"I figured it would last as long as the jerseys did," he told Higgens.

The TV interview with Everson included a second Cloquet man: Gary Hedin, a real, live lumberjack that Everson said he modeled his drawing on.

Hedin, who grew up in the Cromwell-Wright area, is still around.

"You're talking to the Cloquet Lumberjack," he said with a chuckle in a phone call Wednesday. He's had a lot of fun with that, says Hedin, now in his seventh decade and a little greyer than he was when he was Everson's only lumberjack friend. He remembers the television crew going to interview Everson at his job at a screen printing business.

"It's kind of fun," Hedin said. He tells how he had 3x4-inch cards made with the Lumberjack logo after it won a statewide mascot competition in 2012.

"They said 'Greetings from the Cloquet Lumberjack,'" he said. "I'd tell them it was me and sign them. I've never made a dime from it, but if the school has made some money from places like Walmart for the schoolkids, that's fine."

But Wait's story is also compelling. The retired art teacher is still around, although living in Oliver, Wisconsin, now. He remembers drawing many different variations on the Cloquet lumberjack over his years as co-owner of Ultimate Screenprinting in Cloquet. He also remembers being asked to make a lumberjack logo, with the first version based on a line drawing on a piece of carbon paper.
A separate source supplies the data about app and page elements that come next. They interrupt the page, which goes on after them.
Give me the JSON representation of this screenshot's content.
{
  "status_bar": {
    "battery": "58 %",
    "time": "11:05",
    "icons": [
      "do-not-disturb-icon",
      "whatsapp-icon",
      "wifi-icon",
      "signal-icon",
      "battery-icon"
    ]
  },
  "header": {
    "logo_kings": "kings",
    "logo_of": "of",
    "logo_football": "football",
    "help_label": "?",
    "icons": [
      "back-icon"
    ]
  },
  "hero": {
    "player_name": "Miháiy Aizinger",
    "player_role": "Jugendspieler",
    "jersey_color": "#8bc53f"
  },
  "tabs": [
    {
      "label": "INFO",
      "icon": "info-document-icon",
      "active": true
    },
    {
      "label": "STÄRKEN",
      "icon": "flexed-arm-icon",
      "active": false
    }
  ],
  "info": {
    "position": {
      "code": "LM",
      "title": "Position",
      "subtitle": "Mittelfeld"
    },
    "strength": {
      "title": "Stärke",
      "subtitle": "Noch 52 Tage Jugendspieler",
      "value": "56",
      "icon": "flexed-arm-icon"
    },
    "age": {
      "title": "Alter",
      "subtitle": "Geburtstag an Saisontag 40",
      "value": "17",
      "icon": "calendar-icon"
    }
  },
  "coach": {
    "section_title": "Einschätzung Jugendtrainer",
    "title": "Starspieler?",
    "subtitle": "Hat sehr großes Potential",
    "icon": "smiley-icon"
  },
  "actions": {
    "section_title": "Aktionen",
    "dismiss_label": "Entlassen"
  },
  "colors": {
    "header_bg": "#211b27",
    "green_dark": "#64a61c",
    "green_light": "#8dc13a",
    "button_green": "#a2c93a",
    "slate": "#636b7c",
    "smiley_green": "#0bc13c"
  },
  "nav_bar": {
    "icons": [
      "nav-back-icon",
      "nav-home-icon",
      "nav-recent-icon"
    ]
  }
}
When he saw the image on the front page of the Pine Knot last week, Wait said he recognized it as one of his drawings. When he and his partner, Don "Bunky" Hill, sold their screenprinting business to the then-owner of Community Printing, he left a folder full of different lumberjack drawings there.
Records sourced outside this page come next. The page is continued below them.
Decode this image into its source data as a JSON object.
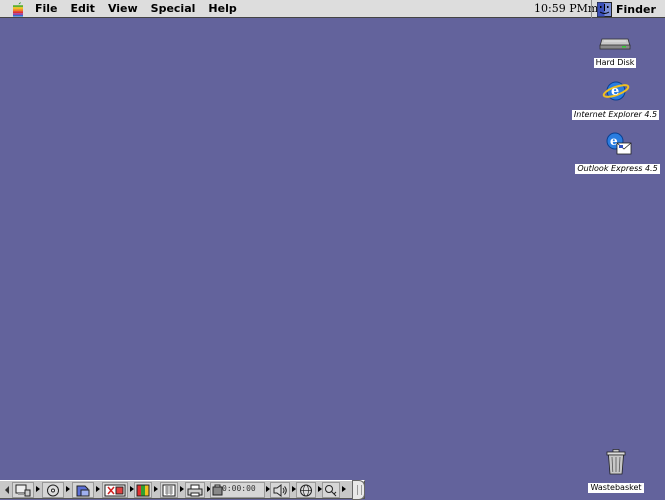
{
  "menubar": {
    "items": [
      "File",
      "Edit",
      "View",
      "Special",
      "Help"
    ],
    "clock": "10:59 PMm",
    "app_name": "Finder"
  },
  "desktop": {
    "icons": [
      {
        "name": "hard-disk",
        "label": "Hard Disk",
        "icon": "hard-disk-icon"
      },
      {
        "name": "internet-explorer",
        "label": "Internet Explorer 4.5",
        "icon": "internet-explorer-icon"
      },
      {
        "name": "outlook-express",
        "label": "Outlook Express 4.5",
        "icon": "outlook-express-icon"
      },
      {
        "name": "wastebasket",
        "label": "Wastebasket",
        "icon": "trash-icon"
      }
    ],
    "background_color": "#63639c"
  },
  "control_strip": {
    "timer": "0:00:00",
    "modules": [
      "appletalk-icon",
      "cd-player-icon",
      "file-sharing-icon",
      "location-manager-icon",
      "monitor-bitdepth-icon",
      "monitor-resolution-icon",
      "printer-icon",
      "remote-access-icon",
      "sound-volume-icon",
      "web-sharing-icon",
      "keychain-icon"
    ]
  }
}
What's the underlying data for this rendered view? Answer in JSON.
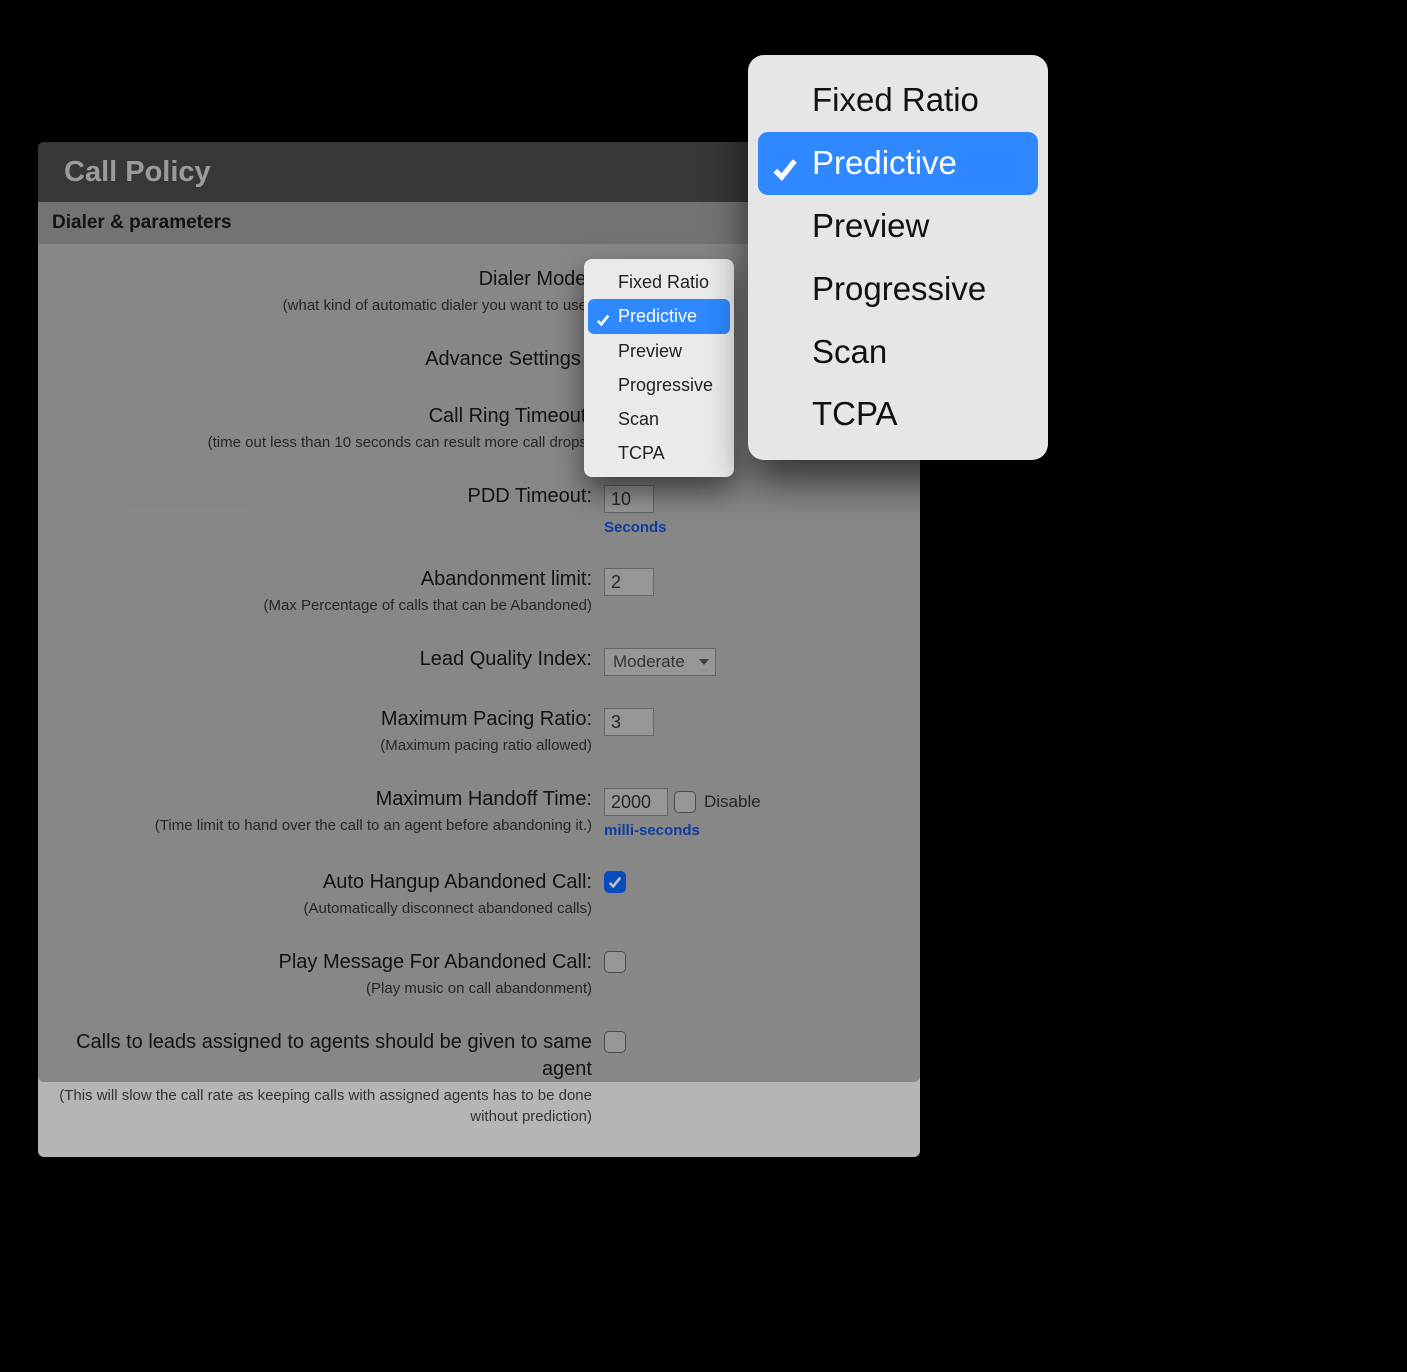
{
  "panel": {
    "title": "Call Policy",
    "section": "Dialer & parameters"
  },
  "units": {
    "seconds": "Seconds",
    "ms": "milli-seconds"
  },
  "fields": {
    "dialer_mode": {
      "label": "Dialer Mode:",
      "hint": "(what kind of automatic dialer you want to use)"
    },
    "advance_settings": {
      "label": "Advance Settings :"
    },
    "call_ring_timeout": {
      "label": "Call Ring Timeout:",
      "hint": "(time out less than 10 seconds can result more call drops)"
    },
    "pdd_timeout": {
      "label": "PDD Timeout:",
      "value": "10"
    },
    "abandon_limit": {
      "label": "Abandonment limit:",
      "hint": "(Max Percentage of calls that can be Abandoned)",
      "value": "2"
    },
    "lead_quality": {
      "label": "Lead Quality Index:",
      "value": "Moderate"
    },
    "max_pacing": {
      "label": "Maximum Pacing Ratio:",
      "hint": "(Maximum pacing ratio allowed)",
      "value": "3"
    },
    "max_handoff": {
      "label": "Maximum Handoff Time:",
      "hint": "(Time limit to hand over the call to an agent before abandoning it.)",
      "value": "2000",
      "disable_label": "Disable"
    },
    "auto_hangup": {
      "label": "Auto Hangup Abandoned Call:",
      "hint": "(Automatically disconnect abandoned calls)"
    },
    "play_msg": {
      "label": "Play Message For Abandoned Call:",
      "hint": "(Play music on call abandonment)"
    },
    "same_agent": {
      "label": "Calls to leads assigned to agents should be given to same agent",
      "hint": "(This will slow the call rate as keeping calls with assigned agents has to be done without prediction)"
    }
  },
  "dropdown": {
    "options": [
      "Fixed Ratio",
      "Predictive",
      "Preview",
      "Progressive",
      "Scan",
      "TCPA"
    ],
    "selected_index": 1
  }
}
"We never used clip art," he said. "All the artwork we did for bowling alleys, museums, bars, sports teams, it was all original." That folder seems to be gone now, he said, after calling the Cloquet business earlier this week.
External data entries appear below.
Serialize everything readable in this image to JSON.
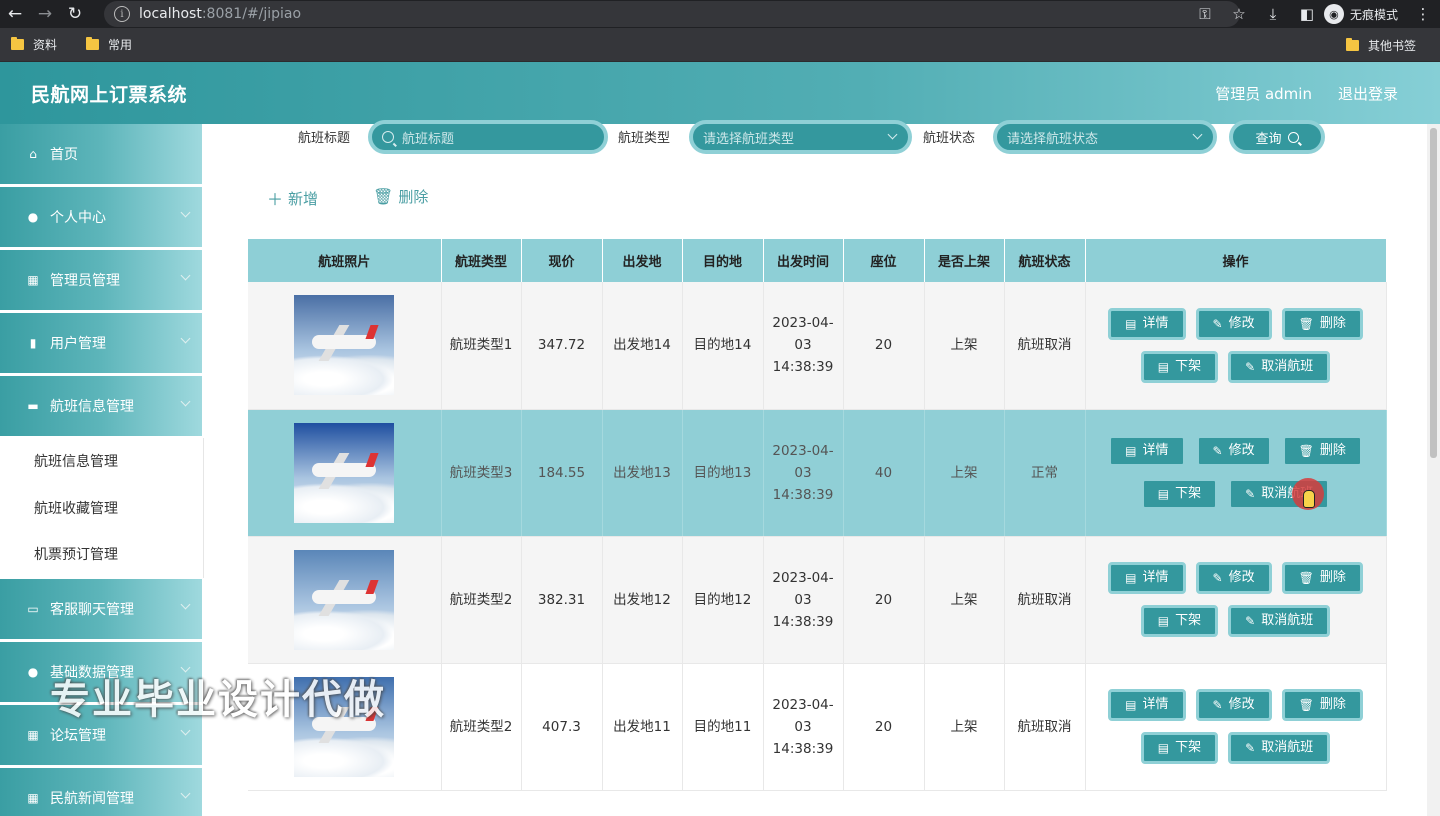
{
  "browser": {
    "url_host": "localhost",
    "url_rest": ":8081/#/jipiao",
    "incognito_label": "无痕模式",
    "bookmarks": [
      "资料",
      "常用"
    ],
    "other_bookmarks": "其他书签"
  },
  "header": {
    "title": "民航网上订票系统",
    "user": "管理员 admin",
    "logout": "退出登录"
  },
  "sidebar": {
    "items": [
      {
        "label": "首页",
        "icon": "home-icon",
        "glyph": "⌂"
      },
      {
        "label": "个人中心",
        "icon": "person-icon",
        "glyph": "●"
      },
      {
        "label": "管理员管理",
        "icon": "grid-icon",
        "glyph": "▦"
      },
      {
        "label": "用户管理",
        "icon": "chart-icon",
        "glyph": "▮"
      },
      {
        "label": "航班信息管理",
        "icon": "monitor-icon",
        "glyph": "▬"
      }
    ],
    "submenu": [
      "航班信息管理",
      "航班收藏管理",
      "机票预订管理"
    ],
    "items_after": [
      {
        "label": "客服聊天管理",
        "icon": "chat-icon",
        "glyph": "▭"
      },
      {
        "label": "基础数据管理",
        "icon": "person-icon",
        "glyph": "●"
      },
      {
        "label": "论坛管理",
        "icon": "grid-icon",
        "glyph": "▦"
      },
      {
        "label": "民航新闻管理",
        "icon": "grid-icon",
        "glyph": "▦"
      }
    ]
  },
  "watermark": "专业毕业设计代做",
  "search": {
    "title_label": "航班标题",
    "title_placeholder": "航班标题",
    "type_label": "航班类型",
    "type_placeholder": "请选择航班类型",
    "status_label": "航班状态",
    "status_placeholder": "请选择航班状态",
    "query_button": "查询"
  },
  "actions": {
    "add": "新增",
    "delete": "删除"
  },
  "table": {
    "headers": [
      "航班照片",
      "航班类型",
      "现价",
      "出发地",
      "目的地",
      "出发时间",
      "座位",
      "是否上架",
      "航班状态",
      "操作"
    ],
    "rows": [
      {
        "type": "航班类型1",
        "price": "347.72",
        "from": "出发地14",
        "to": "目的地14",
        "time": "2023-04-03 14:38:39",
        "seats": "20",
        "listed": "上架",
        "status": "航班取消"
      },
      {
        "type": "航班类型3",
        "price": "184.55",
        "from": "出发地13",
        "to": "目的地13",
        "time": "2023-04-03 14:38:39",
        "seats": "40",
        "listed": "上架",
        "status": "正常"
      },
      {
        "type": "航班类型2",
        "price": "382.31",
        "from": "出发地12",
        "to": "目的地12",
        "time": "2023-04-03 14:38:39",
        "seats": "20",
        "listed": "上架",
        "status": "航班取消"
      },
      {
        "type": "航班类型2",
        "price": "407.3",
        "from": "出发地11",
        "to": "目的地11",
        "time": "2023-04-03 14:38:39",
        "seats": "20",
        "listed": "上架",
        "status": "航班取消"
      }
    ],
    "op_labels": {
      "detail": "详情",
      "edit": "修改",
      "delete": "删除",
      "unlist": "下架",
      "cancel": "取消航班"
    }
  }
}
Although both Wait and Everson had careers in screen printing that overlapped, they never met, Wait said.

Wait shows a wood print that he modeled on himself, which shows the same spirit as the current logo. He remembers a conversation with coach Kennedy, when some hockey supporters wanted a lumberjack with a black eye and stitches, and Kennedy said "No," he wouldn't have the image tarnished.

Friends and former co-workers of both men say they're 100 percent certain the current mascot logo was designed by their friend.

And there's no doubt that both men designed one or more CHS Lumberjack logos. Wait is pictured in the Cloquet High School Centennial (1897-1997) book with a new logo he designed featuring a lumberjack with an ax, stocking cap and curlier beard, with three large pine trees across the bottom of the image.

But Everson, though he died in 2012, has more actual historic documents in his favor. He has the television interview, and a glass panel four spots down from the home hockey bench at Northwoods Credit Union Arena that reads: In memory of John 'Wood Duck' Everson / Designer of the Lumberjack Logo. His obituary also states that he designed the Lumberjack logo.

1964 yearbook

Cloquet Educational Foundation director Jody Acers has followed the discussions with interest. A Cloquet alumna, this isn't the first time she's thought about all the different faces of the Lumberjack through the years, both out of personal interest and because she had her own questions about copyright.

She points out that in the early days of the current logo, it was pretty much a varsity boys hockey thing. Players had to earn the right to wear the Lumberjack.

But the "creator" question is not as important to her as what the image means.

"We've called ourselves the Lumberjacks since the 1930s," she said. "That has been our identity and it's a fantastic symbol of our town and our community."

Wait agrees. He says he's not looking to cash in on the Lumberjack.

"It's been used for 40 years," he said. "What's important is what happens from now on. The mascot will be Cloquet's image in perpetuity, or another 40 years ... or will it?"


Powered by ROAR Online Publication Software from Lions Light Corporation
© Copyright 2020